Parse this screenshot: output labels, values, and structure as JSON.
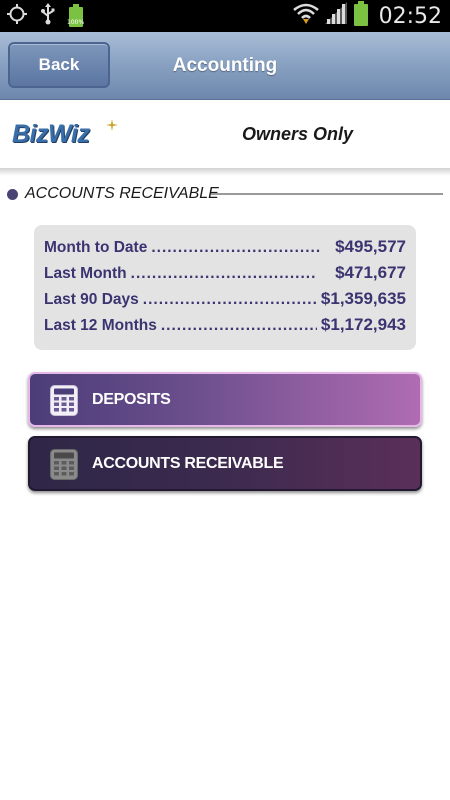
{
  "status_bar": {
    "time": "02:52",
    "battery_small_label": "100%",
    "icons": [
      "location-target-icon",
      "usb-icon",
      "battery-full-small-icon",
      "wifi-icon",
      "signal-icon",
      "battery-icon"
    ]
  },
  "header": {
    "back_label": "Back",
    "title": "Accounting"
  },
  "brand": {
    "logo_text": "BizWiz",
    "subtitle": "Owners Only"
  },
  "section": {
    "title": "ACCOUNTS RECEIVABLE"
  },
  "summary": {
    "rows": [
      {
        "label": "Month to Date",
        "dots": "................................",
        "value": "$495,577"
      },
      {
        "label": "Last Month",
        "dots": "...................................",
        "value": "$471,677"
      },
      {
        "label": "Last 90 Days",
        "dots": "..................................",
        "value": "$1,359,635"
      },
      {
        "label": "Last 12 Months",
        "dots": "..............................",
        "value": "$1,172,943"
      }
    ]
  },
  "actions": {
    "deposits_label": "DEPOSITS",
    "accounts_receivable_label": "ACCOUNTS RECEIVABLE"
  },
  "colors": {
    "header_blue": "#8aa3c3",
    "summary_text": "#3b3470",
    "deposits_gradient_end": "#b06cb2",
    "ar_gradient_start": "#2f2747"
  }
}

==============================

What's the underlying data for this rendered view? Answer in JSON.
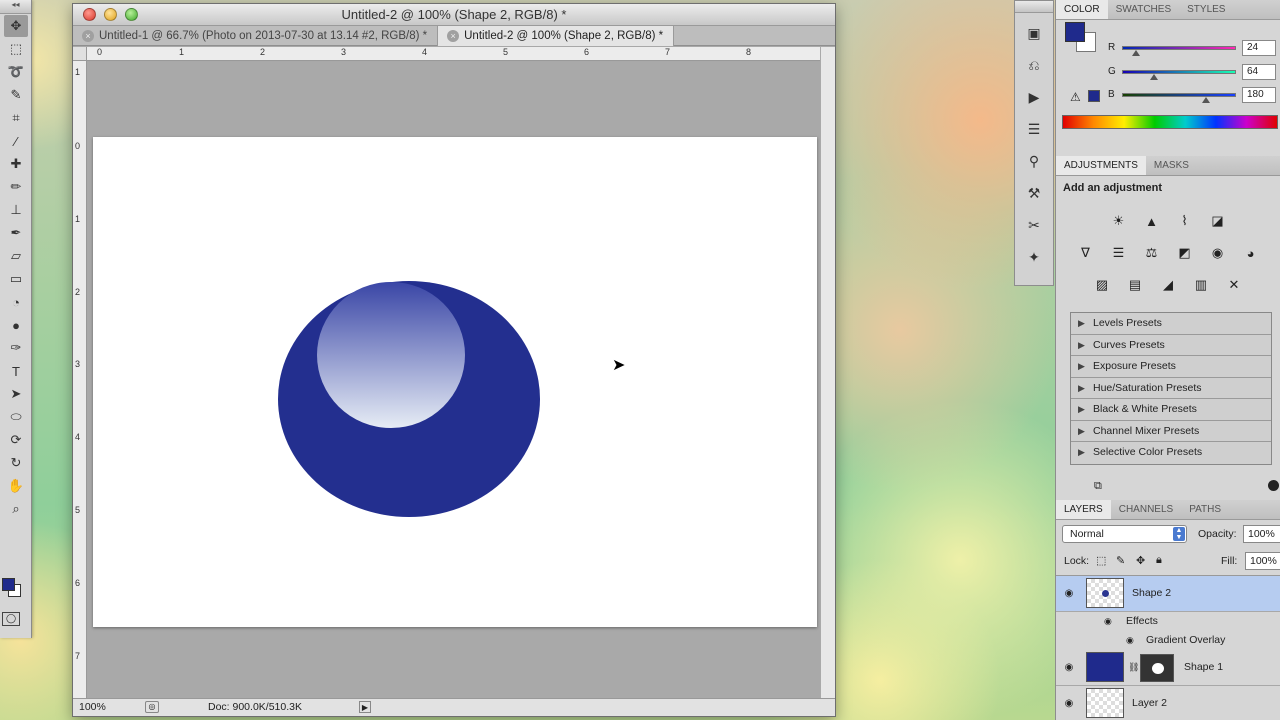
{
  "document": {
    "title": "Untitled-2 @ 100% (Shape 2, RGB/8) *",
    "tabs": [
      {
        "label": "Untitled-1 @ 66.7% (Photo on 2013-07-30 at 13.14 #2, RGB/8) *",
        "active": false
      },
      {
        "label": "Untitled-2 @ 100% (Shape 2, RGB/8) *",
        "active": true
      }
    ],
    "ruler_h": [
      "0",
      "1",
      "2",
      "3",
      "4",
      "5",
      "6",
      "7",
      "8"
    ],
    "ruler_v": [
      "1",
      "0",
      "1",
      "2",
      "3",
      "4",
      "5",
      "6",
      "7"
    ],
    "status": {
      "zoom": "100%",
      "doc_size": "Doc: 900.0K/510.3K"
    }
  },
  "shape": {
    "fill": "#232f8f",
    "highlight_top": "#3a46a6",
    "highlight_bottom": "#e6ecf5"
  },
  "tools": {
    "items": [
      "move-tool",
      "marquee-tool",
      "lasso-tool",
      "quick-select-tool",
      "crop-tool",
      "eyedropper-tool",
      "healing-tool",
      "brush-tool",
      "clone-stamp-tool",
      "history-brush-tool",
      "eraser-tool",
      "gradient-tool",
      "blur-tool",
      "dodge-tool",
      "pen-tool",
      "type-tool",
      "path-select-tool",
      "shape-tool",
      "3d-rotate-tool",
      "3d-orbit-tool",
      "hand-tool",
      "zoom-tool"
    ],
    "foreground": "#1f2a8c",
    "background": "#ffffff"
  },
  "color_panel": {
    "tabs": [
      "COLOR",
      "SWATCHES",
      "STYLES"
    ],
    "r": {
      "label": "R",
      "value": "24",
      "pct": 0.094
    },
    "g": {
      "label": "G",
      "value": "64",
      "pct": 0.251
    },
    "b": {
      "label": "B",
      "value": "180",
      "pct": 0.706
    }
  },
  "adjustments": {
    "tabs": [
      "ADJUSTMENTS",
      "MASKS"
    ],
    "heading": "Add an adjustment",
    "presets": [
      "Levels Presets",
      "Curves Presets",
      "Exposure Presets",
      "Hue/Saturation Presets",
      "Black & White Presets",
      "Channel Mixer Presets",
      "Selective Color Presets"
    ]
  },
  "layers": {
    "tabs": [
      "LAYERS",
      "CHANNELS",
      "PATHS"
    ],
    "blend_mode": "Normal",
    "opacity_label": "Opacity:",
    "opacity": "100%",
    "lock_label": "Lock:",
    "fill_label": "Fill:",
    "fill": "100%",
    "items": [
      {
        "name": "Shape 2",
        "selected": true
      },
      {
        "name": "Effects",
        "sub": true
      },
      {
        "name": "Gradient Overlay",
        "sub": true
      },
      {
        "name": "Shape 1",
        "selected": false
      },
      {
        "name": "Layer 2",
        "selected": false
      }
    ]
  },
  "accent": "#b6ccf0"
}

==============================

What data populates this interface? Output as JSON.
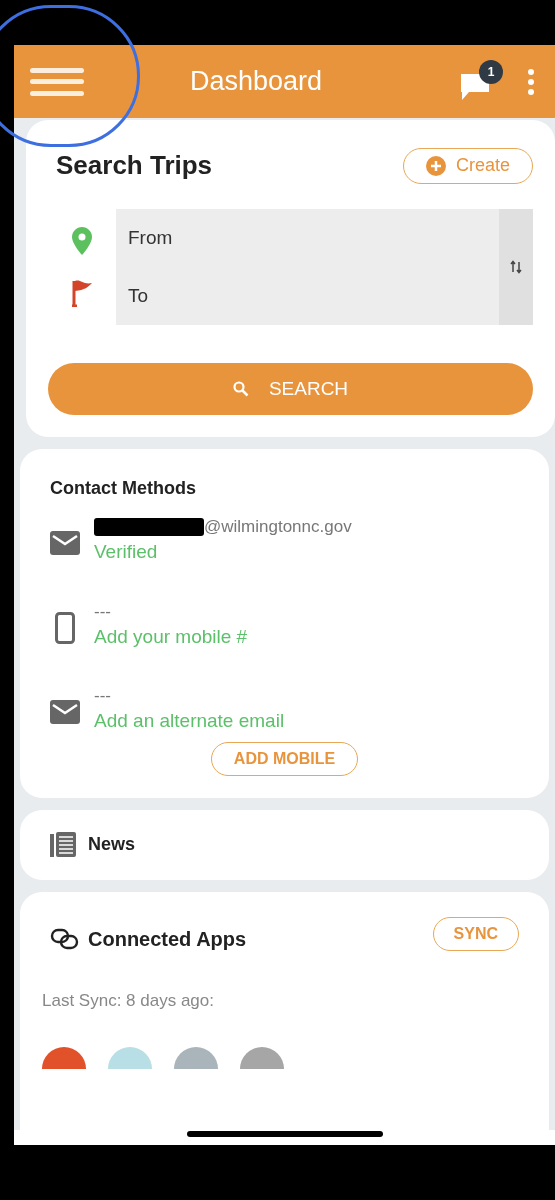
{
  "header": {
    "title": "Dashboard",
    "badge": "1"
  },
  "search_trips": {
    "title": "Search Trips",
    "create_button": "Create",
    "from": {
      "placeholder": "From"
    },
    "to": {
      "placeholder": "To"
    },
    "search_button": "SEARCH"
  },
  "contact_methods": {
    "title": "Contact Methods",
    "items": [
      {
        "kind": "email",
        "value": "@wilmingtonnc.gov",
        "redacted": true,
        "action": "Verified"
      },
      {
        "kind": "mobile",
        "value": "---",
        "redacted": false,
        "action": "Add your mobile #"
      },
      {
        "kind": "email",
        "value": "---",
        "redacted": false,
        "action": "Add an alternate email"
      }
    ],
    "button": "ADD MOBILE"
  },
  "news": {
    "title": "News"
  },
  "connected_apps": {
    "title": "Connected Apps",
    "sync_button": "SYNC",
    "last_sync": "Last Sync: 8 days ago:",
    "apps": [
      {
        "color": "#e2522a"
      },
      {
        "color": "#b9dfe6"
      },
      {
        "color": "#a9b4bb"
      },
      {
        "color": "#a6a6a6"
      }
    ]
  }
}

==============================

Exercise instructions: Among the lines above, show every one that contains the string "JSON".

Answer area:
Parse this screenshot: output labels, values, and structure as JSON.
What's the underlying data for this rendered view? Answer in JSON.
What data populates this interface? Output as JSON.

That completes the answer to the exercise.